# Task item
The response must contain all of the entries, each one repeated exactly.
┌─ Data section
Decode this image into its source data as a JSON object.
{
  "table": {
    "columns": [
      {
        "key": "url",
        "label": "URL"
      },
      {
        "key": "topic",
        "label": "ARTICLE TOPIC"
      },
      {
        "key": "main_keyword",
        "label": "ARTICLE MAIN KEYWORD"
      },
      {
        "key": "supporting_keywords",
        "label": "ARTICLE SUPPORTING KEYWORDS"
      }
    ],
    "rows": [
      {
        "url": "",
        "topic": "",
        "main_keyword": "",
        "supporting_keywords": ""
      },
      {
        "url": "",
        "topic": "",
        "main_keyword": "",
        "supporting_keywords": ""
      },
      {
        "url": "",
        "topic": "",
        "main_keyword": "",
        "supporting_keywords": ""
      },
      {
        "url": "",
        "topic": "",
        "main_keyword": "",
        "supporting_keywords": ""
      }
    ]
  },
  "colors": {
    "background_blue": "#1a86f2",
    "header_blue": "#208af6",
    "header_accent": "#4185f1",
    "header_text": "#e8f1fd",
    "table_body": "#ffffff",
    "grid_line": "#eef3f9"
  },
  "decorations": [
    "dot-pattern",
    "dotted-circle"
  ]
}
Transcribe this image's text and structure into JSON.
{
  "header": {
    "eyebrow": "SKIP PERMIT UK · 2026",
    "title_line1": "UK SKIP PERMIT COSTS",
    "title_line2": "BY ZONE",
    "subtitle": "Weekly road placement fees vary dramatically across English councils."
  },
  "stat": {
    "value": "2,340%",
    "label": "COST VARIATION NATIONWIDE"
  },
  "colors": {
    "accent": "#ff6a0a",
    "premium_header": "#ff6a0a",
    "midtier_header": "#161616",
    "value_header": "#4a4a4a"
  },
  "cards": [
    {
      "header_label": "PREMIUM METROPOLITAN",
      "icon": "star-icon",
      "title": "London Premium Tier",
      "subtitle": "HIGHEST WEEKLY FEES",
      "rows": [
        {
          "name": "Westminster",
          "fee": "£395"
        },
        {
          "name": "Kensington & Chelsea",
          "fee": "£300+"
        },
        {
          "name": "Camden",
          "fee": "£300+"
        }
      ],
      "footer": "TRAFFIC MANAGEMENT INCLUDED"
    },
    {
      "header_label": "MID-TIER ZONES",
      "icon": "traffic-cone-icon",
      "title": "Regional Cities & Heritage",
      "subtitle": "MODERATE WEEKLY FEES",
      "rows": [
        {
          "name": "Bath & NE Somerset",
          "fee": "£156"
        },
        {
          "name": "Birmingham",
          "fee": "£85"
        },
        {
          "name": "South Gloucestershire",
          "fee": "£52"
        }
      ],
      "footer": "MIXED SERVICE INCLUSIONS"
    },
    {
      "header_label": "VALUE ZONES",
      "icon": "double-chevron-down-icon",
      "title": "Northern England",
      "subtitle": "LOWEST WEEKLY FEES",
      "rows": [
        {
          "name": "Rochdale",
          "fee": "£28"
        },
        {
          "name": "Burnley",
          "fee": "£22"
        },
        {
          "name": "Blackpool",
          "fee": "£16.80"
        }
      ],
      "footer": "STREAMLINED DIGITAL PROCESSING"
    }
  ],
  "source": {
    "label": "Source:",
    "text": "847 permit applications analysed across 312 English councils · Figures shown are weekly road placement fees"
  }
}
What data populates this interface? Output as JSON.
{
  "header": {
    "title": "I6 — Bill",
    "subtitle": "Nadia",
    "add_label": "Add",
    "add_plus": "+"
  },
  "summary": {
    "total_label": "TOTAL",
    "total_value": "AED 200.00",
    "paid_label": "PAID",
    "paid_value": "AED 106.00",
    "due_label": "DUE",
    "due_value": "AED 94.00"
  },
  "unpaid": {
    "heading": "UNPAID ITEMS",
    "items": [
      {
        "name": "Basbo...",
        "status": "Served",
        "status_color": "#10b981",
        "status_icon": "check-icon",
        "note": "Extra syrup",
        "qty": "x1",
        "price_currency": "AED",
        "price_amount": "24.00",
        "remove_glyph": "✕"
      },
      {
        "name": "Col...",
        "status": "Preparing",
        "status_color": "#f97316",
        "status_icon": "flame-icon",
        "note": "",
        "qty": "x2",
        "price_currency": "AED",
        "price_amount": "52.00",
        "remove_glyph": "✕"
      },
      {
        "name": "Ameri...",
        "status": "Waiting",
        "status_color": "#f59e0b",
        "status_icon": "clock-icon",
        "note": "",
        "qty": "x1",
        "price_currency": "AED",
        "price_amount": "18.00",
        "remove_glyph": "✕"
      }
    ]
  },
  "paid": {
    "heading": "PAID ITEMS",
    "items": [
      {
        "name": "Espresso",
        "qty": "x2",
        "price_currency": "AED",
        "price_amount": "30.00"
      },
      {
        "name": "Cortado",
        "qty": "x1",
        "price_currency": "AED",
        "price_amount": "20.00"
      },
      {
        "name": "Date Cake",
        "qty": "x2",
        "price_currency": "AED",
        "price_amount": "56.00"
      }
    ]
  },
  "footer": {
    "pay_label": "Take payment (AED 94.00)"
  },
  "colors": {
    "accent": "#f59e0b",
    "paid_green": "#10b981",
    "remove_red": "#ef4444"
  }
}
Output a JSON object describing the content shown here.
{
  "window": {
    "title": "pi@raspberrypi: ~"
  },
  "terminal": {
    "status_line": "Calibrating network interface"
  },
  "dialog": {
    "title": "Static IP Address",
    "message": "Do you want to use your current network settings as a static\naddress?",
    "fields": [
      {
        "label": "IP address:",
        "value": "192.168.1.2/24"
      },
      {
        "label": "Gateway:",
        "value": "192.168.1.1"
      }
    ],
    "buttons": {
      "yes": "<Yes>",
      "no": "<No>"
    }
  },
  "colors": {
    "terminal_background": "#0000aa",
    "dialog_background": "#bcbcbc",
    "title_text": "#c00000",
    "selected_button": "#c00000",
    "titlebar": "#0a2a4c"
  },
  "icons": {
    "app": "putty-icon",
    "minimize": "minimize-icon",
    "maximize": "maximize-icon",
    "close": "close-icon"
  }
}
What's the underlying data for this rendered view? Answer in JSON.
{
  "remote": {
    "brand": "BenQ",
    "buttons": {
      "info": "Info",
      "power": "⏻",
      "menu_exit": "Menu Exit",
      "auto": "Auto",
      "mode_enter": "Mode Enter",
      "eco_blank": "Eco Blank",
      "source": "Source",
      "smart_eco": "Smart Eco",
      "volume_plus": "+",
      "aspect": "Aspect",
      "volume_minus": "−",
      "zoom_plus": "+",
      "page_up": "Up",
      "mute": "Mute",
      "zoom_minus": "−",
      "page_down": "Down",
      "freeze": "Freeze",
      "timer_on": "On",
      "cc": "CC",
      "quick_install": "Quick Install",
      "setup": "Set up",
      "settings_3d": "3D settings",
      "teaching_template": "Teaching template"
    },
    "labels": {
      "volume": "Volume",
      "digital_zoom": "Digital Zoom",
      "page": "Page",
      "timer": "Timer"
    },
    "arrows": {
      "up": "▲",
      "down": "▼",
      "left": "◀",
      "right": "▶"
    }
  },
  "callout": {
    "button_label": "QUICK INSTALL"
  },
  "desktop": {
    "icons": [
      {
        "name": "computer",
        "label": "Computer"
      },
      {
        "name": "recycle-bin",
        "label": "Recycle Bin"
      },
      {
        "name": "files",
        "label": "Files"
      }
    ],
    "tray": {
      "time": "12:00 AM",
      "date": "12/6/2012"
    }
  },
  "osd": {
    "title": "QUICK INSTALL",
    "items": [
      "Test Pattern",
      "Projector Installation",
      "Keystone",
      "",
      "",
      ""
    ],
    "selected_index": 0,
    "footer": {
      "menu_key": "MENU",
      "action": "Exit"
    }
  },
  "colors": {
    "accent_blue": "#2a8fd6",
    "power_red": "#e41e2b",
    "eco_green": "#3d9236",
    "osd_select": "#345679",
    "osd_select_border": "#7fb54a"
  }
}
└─
# Expected answer
Decode this image into its source data as a JSON object.
{
  "table": {
    "columns": [
      {
        "key": "url",
        "label": "URL"
      },
      {
        "key": "topic",
        "label": "ARTICLE TOPIC"
      },
      {
        "key": "main_keyword",
        "label": "ARTICLE MAIN KEYWORD"
      },
      {
        "key": "supporting_keywords",
        "label": "ARTICLE SUPPORTING KEYWORDS"
      }
    ],
    "rows": [
      {
        "url": "",
        "topic": "",
        "main_keyword": "",
        "supporting_keywords": ""
      },
      {
        "url": "",
        "topic": "",
        "main_keyword": "",
        "supporting_keywords": ""
      },
      {
        "url": "",
        "topic": "",
        "main_keyword": "",
        "supporting_keywords": ""
      },
      {
        "url": "",
        "topic": "",
        "main_keyword": "",
        "supporting_keywords": ""
      }
    ]
  },
  "colors": {
    "background_blue": "#1a86f2",
    "header_blue": "#208af6",
    "header_accent": "#4185f1",
    "header_text": "#e8f1fd",
    "table_body": "#ffffff",
    "grid_line": "#eef3f9"
  },
  "decorations": [
    "dot-pattern",
    "dotted-circle"
  ]
}
Transcribe this image's text and structure into JSON.
{
  "header": {
    "eyebrow": "SKIP PERMIT UK · 2026",
    "title_line1": "UK SKIP PERMIT COSTS",
    "title_line2": "BY ZONE",
    "subtitle": "Weekly road placement fees vary dramatically across English councils."
  },
  "stat": {
    "value": "2,340%",
    "label": "COST VARIATION NATIONWIDE"
  },
  "colors": {
    "accent": "#ff6a0a",
    "premium_header": "#ff6a0a",
    "midtier_header": "#161616",
    "value_header": "#4a4a4a"
  },
  "cards": [
    {
      "header_label": "PREMIUM METROPOLITAN",
      "icon": "star-icon",
      "title": "London Premium Tier",
      "subtitle": "HIGHEST WEEKLY FEES",
      "rows": [
        {
          "name": "Westminster",
          "fee": "£395"
        },
        {
          "name": "Kensington & Chelsea",
          "fee": "£300+"
        },
        {
          "name": "Camden",
          "fee": "£300+"
        }
      ],
      "footer": "TRAFFIC MANAGEMENT INCLUDED"
    },
    {
      "header_label": "MID-TIER ZONES",
      "icon": "traffic-cone-icon",
      "title": "Regional Cities & Heritage",
      "subtitle": "MODERATE WEEKLY FEES",
      "rows": [
        {
          "name": "Bath & NE Somerset",
          "fee": "£156"
        },
        {
          "name": "Birmingham",
          "fee": "£85"
        },
        {
          "name": "South Gloucestershire",
          "fee": "£52"
        }
      ],
      "footer": "MIXED SERVICE INCLUSIONS"
    },
    {
      "header_label": "VALUE ZONES",
      "icon": "double-chevron-down-icon",
      "title": "Northern England",
      "subtitle": "LOWEST WEEKLY FEES",
      "rows": [
        {
          "name": "Rochdale",
          "fee": "£28"
        },
        {
          "name": "Burnley",
          "fee": "£22"
        },
        {
          "name": "Blackpool",
          "fee": "£16.80"
        }
      ],
      "footer": "STREAMLINED DIGITAL PROCESSING"
    }
  ],
  "source": {
    "label": "Source:",
    "text": "847 permit applications analysed across 312 English councils · Figures shown are weekly road placement fees"
  }
}
What data populates this interface? Output as JSON.
{
  "header": {
    "title": "I6 — Bill",
    "subtitle": "Nadia",
    "add_label": "Add",
    "add_plus": "+"
  },
  "summary": {
    "total_label": "TOTAL",
    "total_value": "AED 200.00",
    "paid_label": "PAID",
    "paid_value": "AED 106.00",
    "due_label": "DUE",
    "due_value": "AED 94.00"
  },
  "unpaid": {
    "heading": "UNPAID ITEMS",
    "items": [
      {
        "name": "Basbo...",
        "status": "Served",
        "status_color": "#10b981",
        "status_icon": "check-icon",
        "note": "Extra syrup",
        "qty": "x1",
        "price_currency": "AED",
        "price_amount": "24.00",
        "remove_glyph": "✕"
      },
      {
        "name": "Col...",
        "status": "Preparing",
        "status_color": "#f97316",
        "status_icon": "flame-icon",
        "note": "",
        "qty": "x2",
        "price_currency": "AED",
        "price_amount": "52.00",
        "remove_glyph": "✕"
      },
      {
        "name": "Ameri...",
        "status": "Waiting",
        "status_color": "#f59e0b",
        "status_icon": "clock-icon",
        "note": "",
        "qty": "x1",
        "price_currency": "AED",
        "price_amount": "18.00",
        "remove_glyph": "✕"
      }
    ]
  },
  "paid": {
    "heading": "PAID ITEMS",
    "items": [
      {
        "name": "Espresso",
        "qty": "x2",
        "price_currency": "AED",
        "price_amount": "30.00"
      },
      {
        "name": "Cortado",
        "qty": "x1",
        "price_currency": "AED",
        "price_amount": "20.00"
      },
      {
        "name": "Date Cake",
        "qty": "x2",
        "price_currency": "AED",
        "price_amount": "56.00"
      }
    ]
  },
  "footer": {
    "pay_label": "Take payment (AED 94.00)"
  },
  "colors": {
    "accent": "#f59e0b",
    "paid_green": "#10b981",
    "remove_red": "#ef4444"
  }
}
Output a JSON object describing the content shown here.
{
  "window": {
    "title": "pi@raspberrypi: ~"
  },
  "terminal": {
    "status_line": "Calibrating network interface"
  },
  "dialog": {
    "title": "Static IP Address",
    "message": "Do you want to use your current network settings as a static\naddress?",
    "fields": [
      {
        "label": "IP address:",
        "value": "192.168.1.2/24"
      },
      {
        "label": "Gateway:",
        "value": "192.168.1.1"
      }
    ],
    "buttons": {
      "yes": "<Yes>",
      "no": "<No>"
    }
  },
  "colors": {
    "terminal_background": "#0000aa",
    "dialog_background": "#bcbcbc",
    "title_text": "#c00000",
    "selected_button": "#c00000",
    "titlebar": "#0a2a4c"
  },
  "icons": {
    "app": "putty-icon",
    "minimize": "minimize-icon",
    "maximize": "maximize-icon",
    "close": "close-icon"
  }
}
What's the underlying data for this rendered view? Answer in JSON.
{
  "remote": {
    "brand": "BenQ",
    "buttons": {
      "info": "Info",
      "power": "⏻",
      "menu_exit": "Menu Exit",
      "auto": "Auto",
      "mode_enter": "Mode Enter",
      "eco_blank": "Eco Blank",
      "source": "Source",
      "smart_eco": "Smart Eco",
      "volume_plus": "+",
      "aspect": "Aspect",
      "volume_minus": "−",
      "zoom_plus": "+",
      "page_up": "Up",
      "mute": "Mute",
      "zoom_minus": "−",
      "page_down": "Down",
      "freeze": "Freeze",
      "timer_on": "On",
      "cc": "CC",
      "quick_install": "Quick Install",
      "setup": "Set up",
      "settings_3d": "3D settings",
      "teaching_template": "Teaching template"
    },
    "labels": {
      "volume": "Volume",
      "digital_zoom": "Digital Zoom",
      "page": "Page",
      "timer": "Timer"
    },
    "arrows": {
      "up": "▲",
      "down": "▼",
      "left": "◀",
      "right": "▶"
    }
  },
  "callout": {
    "button_label": "QUICK INSTALL"
  },
  "desktop": {
    "icons": [
      {
        "name": "computer",
        "label": "Computer"
      },
      {
        "name": "recycle-bin",
        "label": "Recycle Bin"
      },
      {
        "name": "files",
        "label": "Files"
      }
    ],
    "tray": {
      "time": "12:00 AM",
      "date": "12/6/2012"
    }
  },
  "osd": {
    "title": "QUICK INSTALL",
    "items": [
      "Test Pattern",
      "Projector Installation",
      "Keystone",
      "",
      "",
      ""
    ],
    "selected_index": 0,
    "footer": {
      "menu_key": "MENU",
      "action": "Exit"
    }
  },
  "colors": {
    "accent_blue": "#2a8fd6",
    "power_red": "#e41e2b",
    "eco_green": "#3d9236",
    "osd_select": "#345679",
    "osd_select_border": "#7fb54a"
  }
}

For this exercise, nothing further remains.